Skip to Main Content
It looks like you're using Internet Explorer 11 or older. This website works best with modern browsers such as the latest versions of Chrome, Firefox, Safari, and Edge. If you continue with this browser, you may see unexpected results.

Biological Literature: Research vs Review Articles

Research Articles

A research article describes an original study that the author(s) conducted themselves.

It will include a brief literature review, but the main focus of the article is to describe the theoretical approach, methods, and results of the authors' own study.

Look at the abstract or full text of the journal article and look for the following:

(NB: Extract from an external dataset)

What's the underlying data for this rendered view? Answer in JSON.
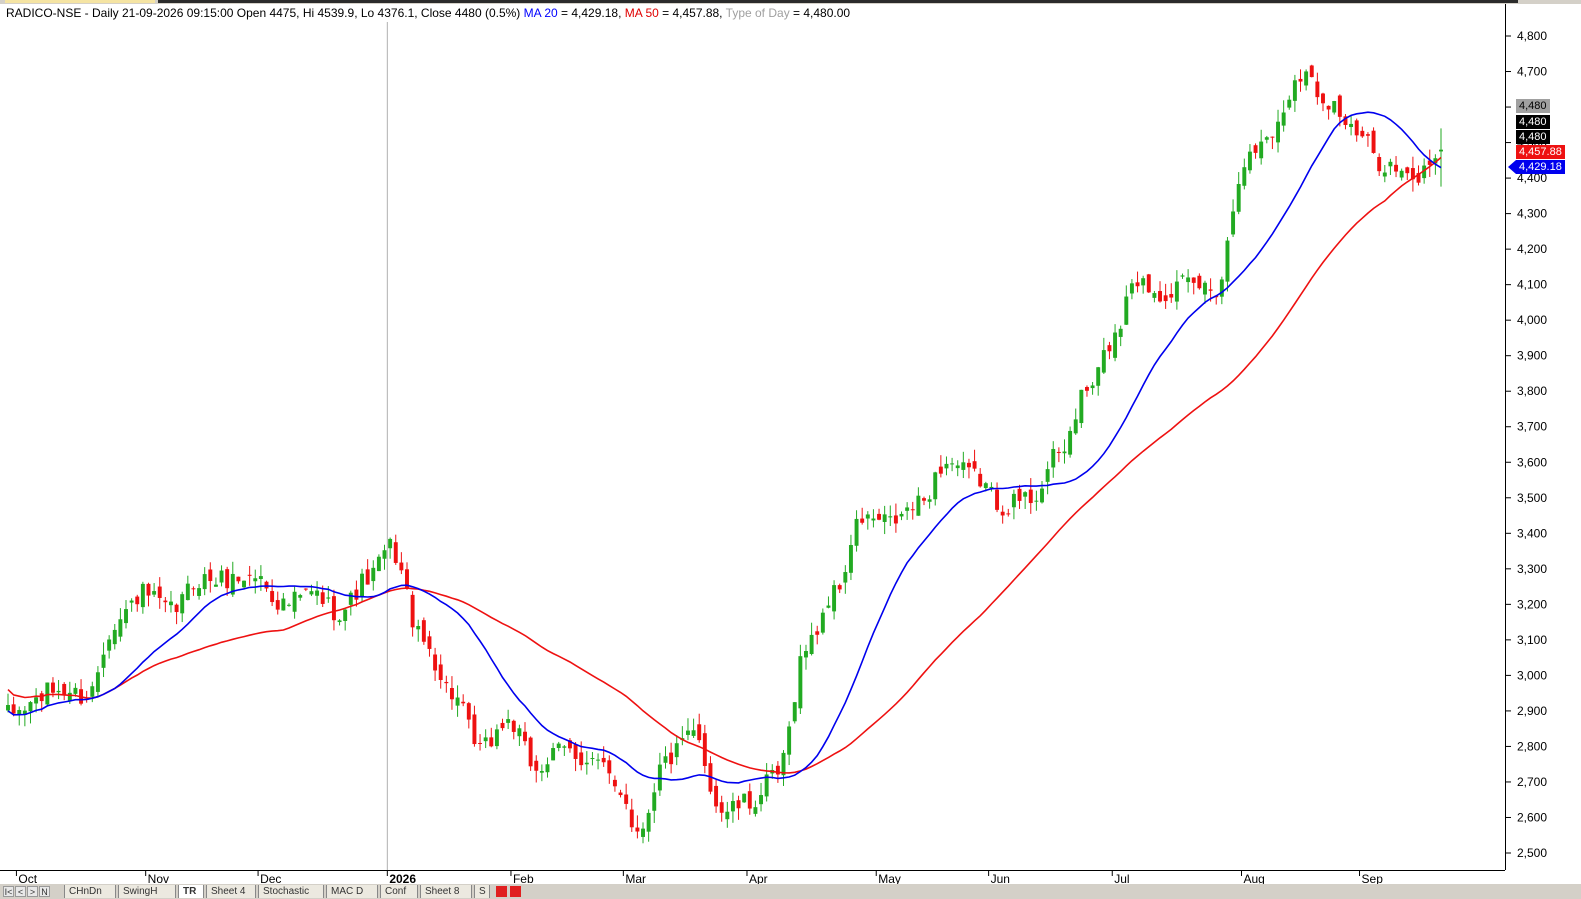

  • Was data collected?
  • Were there surveys, questionnaires, interviews, interventions (as in a clinical trial)?
  • Is there a population?
  • Is there an outline of the methodology used?
  • Are there findings or results?
  • Are there conclusions and a discussion of the significance?

A research article has a hypothesis, a method for testing the hypothesis, a population on which the hypothesis was tested, results or findings, and a discussion or conclusion.

Review Articles

Review articles summarize the current state of research on a subject by organizing, synthesizing, and critically evaluating the relevant literature. They tell what is currently known about an area under study and place what is known in context. This allows the researcher to see how their particular study fits into a larger picture.

Review articles are not original research articles. Instead, they are a summary of many other original research articles. When your instructor tells you to obtain an "original research article" or to use a primary source, do not use an article that says review.

Review articles may include a bibliography that will lead you back to the primary research reported in the article.

Systematic Review Articles

A systematic review is an appraisal and synthesis of primary research papers using a rigorous and clearly documented methodology in both the search strategy and the selection of studies. This minimizes bias in the results. The clear documentation of the process and the decisions made allow the review to be reproduced and updated.

Characteristics of a Systematic Review

  • A clearly stated set of objectives with pre-defined eligibility criteria for studies
  • An explicit, reproducible methodology
  • A systematic search that attempts to identify all studies that would meet the eligibility criteria
  • An assessment of the validity of the findings of the included studies, for example through the assessment of risk of bias
  • A systematic presentation, and synthesis, of the characteristics and findings of the included studies.

This site is maintained by the librarians of George A. Spiva Library.
If you have a question or comment about the Library's LibGuides, please contact the site administrator.